● **YOUR GOAL**
The answer should consist of each line from the data below that includes "Destek".

□ □ □

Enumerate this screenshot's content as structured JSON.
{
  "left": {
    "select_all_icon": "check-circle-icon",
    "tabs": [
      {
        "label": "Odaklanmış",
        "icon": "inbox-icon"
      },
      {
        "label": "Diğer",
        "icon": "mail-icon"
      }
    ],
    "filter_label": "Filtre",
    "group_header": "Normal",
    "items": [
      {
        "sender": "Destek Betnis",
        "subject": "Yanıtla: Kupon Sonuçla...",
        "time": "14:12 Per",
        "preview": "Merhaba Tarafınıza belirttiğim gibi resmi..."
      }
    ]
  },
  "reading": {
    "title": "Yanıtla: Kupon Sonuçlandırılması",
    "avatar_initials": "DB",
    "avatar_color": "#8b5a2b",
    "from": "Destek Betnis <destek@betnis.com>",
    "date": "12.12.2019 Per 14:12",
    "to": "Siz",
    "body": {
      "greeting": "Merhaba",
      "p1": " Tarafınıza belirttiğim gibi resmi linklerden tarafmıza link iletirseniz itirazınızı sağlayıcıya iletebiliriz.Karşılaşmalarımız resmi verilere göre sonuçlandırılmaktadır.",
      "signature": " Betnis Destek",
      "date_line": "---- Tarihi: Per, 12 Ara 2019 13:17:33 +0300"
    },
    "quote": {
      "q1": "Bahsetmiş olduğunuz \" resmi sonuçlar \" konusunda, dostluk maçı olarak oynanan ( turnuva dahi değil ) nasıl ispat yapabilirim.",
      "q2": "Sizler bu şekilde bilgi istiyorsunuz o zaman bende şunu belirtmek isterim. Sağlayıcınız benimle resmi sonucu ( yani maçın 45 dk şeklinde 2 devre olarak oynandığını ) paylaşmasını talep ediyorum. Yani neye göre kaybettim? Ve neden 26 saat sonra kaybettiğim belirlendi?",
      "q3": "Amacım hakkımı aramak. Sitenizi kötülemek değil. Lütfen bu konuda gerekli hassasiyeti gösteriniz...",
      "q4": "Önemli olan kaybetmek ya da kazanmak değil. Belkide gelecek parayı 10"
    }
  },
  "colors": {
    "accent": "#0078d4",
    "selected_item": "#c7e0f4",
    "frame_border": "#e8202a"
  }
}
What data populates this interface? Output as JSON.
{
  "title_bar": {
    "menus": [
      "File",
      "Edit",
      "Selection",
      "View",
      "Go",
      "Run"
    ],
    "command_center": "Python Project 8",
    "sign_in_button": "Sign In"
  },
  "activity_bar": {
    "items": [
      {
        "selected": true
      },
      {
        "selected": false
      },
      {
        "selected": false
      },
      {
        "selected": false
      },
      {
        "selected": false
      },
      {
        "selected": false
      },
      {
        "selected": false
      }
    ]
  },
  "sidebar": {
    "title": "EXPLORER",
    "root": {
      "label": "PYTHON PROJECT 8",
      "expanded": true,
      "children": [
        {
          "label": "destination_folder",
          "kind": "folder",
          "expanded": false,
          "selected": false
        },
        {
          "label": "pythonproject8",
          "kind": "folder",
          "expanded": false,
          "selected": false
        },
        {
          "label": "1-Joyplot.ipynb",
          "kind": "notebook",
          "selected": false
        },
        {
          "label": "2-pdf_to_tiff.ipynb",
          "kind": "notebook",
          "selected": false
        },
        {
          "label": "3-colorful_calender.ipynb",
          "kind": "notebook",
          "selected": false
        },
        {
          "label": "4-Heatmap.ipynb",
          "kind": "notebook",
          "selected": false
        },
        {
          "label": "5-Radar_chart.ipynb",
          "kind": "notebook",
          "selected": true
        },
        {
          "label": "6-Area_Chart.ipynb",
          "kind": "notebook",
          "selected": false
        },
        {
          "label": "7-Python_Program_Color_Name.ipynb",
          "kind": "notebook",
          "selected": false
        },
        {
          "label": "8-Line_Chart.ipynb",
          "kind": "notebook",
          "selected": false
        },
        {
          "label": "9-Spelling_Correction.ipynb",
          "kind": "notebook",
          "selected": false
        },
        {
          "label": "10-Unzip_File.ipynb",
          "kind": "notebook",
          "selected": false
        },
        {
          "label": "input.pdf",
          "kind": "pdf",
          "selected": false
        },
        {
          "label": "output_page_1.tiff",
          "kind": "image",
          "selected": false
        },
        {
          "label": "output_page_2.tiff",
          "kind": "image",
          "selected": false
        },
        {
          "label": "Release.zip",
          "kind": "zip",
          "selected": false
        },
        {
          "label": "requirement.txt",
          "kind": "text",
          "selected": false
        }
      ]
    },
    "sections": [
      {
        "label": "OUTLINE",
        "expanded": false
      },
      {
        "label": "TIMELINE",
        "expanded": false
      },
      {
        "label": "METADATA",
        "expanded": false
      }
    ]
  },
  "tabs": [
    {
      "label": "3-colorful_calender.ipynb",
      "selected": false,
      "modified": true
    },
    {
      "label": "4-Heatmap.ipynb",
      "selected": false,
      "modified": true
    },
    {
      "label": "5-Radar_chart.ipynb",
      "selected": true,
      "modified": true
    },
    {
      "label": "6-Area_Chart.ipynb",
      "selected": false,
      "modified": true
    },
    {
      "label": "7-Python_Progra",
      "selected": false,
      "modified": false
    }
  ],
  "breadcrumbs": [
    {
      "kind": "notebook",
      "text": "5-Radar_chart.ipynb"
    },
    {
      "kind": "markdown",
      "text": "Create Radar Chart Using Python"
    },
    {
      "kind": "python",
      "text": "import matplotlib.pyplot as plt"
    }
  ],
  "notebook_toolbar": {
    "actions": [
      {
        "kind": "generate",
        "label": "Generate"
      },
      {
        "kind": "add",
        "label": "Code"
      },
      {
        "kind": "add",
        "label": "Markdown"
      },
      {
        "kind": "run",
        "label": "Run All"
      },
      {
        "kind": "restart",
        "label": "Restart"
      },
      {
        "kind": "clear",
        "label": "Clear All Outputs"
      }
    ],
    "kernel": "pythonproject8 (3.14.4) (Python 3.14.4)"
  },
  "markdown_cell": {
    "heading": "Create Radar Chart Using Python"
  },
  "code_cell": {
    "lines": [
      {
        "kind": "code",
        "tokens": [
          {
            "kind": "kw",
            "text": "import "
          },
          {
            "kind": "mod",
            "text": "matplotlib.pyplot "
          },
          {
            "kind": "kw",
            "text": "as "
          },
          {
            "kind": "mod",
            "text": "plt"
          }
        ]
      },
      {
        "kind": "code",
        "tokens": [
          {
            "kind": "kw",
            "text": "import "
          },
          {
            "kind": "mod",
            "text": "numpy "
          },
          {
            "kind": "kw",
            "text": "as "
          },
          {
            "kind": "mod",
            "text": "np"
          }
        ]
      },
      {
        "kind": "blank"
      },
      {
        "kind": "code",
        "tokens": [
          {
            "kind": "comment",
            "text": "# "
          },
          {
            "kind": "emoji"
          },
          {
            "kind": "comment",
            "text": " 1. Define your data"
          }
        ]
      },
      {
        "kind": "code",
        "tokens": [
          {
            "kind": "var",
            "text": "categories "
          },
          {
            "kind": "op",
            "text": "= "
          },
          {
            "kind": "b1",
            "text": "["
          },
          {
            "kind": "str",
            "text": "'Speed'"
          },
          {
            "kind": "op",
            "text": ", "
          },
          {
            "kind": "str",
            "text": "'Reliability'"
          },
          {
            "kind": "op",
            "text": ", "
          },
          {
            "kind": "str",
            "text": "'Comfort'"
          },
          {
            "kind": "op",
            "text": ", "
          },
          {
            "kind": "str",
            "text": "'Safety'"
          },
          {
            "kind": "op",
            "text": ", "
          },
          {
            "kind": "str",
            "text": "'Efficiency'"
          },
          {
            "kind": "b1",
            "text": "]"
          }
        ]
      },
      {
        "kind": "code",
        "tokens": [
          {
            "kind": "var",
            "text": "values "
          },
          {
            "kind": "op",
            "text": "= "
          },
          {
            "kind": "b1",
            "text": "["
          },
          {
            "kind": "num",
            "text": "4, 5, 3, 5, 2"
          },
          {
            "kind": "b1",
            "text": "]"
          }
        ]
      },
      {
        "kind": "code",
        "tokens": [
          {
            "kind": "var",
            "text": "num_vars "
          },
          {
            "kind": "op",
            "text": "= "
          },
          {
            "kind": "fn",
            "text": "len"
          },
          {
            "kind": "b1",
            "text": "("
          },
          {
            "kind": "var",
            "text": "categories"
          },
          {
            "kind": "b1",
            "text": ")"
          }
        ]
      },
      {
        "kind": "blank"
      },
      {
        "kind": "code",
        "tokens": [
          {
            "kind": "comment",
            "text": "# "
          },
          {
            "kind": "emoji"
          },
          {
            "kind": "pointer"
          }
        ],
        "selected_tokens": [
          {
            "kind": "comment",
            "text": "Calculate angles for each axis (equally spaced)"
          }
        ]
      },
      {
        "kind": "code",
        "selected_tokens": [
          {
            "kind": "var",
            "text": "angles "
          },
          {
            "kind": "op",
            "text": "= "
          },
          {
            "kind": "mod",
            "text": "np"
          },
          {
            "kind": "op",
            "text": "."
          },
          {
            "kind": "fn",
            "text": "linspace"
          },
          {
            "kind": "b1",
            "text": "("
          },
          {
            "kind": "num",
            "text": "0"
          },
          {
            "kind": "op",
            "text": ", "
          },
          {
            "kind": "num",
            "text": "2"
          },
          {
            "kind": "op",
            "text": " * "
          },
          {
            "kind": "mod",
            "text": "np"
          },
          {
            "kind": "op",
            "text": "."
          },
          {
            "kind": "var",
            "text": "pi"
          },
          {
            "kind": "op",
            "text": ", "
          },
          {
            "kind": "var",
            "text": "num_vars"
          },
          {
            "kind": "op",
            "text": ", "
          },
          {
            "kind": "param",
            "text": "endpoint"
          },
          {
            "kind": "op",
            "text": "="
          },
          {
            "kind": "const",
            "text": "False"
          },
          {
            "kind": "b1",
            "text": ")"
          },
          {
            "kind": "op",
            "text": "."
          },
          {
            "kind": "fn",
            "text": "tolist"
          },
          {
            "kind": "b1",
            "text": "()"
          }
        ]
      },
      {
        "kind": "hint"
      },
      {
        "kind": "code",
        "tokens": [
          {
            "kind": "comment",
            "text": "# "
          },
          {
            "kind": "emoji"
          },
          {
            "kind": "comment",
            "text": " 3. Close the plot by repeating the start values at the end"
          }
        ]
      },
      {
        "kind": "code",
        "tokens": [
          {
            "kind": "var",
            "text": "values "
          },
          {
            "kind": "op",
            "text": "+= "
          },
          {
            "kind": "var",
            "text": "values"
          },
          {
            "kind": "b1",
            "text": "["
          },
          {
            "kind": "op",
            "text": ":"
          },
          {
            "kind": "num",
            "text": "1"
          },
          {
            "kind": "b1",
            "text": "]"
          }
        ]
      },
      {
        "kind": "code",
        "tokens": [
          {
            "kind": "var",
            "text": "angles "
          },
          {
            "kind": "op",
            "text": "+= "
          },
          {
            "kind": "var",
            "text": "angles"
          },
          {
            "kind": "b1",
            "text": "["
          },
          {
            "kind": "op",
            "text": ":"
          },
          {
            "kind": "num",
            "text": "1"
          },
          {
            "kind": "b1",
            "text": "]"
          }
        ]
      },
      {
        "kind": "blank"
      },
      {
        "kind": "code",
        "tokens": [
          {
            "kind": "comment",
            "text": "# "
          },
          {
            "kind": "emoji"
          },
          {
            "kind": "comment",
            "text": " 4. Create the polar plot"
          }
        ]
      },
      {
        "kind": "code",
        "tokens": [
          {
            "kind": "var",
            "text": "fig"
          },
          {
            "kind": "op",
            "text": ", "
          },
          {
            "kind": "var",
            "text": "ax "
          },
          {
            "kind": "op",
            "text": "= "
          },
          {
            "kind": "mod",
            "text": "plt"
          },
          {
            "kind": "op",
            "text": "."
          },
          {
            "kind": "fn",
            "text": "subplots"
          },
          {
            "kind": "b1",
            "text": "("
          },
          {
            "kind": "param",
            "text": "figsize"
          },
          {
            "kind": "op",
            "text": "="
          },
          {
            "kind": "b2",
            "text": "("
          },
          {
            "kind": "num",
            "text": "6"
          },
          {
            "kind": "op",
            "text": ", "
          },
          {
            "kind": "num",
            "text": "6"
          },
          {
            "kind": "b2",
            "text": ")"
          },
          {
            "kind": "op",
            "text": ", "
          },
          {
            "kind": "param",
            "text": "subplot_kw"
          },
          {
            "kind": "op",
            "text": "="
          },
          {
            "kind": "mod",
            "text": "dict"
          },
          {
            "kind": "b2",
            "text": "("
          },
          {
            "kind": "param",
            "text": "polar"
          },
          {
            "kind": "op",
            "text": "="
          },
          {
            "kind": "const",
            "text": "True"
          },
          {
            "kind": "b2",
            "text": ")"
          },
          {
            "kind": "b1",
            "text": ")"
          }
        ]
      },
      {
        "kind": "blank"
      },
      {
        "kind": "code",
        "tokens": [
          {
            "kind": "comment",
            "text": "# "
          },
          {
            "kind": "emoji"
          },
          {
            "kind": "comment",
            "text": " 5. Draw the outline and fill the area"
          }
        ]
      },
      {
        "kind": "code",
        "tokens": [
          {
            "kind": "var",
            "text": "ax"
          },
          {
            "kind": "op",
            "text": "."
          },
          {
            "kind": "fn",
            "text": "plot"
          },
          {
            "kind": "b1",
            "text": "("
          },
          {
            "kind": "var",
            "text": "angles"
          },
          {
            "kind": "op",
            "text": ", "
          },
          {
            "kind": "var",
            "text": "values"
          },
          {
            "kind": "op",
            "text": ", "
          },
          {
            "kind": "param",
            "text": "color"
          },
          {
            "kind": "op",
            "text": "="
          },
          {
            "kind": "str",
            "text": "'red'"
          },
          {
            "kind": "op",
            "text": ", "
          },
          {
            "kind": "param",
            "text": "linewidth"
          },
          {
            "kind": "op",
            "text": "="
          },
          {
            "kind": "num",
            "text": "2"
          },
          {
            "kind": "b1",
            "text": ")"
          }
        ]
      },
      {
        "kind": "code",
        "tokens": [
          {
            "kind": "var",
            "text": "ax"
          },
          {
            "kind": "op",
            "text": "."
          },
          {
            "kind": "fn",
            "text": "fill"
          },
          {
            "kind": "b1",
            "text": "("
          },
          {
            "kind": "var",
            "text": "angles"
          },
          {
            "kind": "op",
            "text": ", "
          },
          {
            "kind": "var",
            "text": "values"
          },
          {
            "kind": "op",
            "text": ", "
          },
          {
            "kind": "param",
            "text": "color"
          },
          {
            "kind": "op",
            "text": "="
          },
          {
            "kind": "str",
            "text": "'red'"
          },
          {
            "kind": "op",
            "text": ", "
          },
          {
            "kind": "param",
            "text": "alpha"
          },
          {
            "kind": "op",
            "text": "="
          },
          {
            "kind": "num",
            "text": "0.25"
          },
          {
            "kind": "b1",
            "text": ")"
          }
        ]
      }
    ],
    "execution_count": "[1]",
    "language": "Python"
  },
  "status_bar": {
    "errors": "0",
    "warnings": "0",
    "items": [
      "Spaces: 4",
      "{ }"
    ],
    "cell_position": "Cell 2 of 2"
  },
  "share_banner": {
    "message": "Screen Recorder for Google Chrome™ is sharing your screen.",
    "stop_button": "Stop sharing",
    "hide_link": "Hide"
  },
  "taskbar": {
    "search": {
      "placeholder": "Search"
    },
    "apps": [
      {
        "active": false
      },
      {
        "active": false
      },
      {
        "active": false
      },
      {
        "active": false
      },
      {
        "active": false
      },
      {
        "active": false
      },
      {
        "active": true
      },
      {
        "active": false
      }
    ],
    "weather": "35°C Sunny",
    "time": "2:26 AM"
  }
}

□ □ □

● **OUTPUT BELOW**
        "sender": "Destek Betnis",
    "from": "Destek Betnis <destek@betnis.com>",
      "signature": " Betnis Destek",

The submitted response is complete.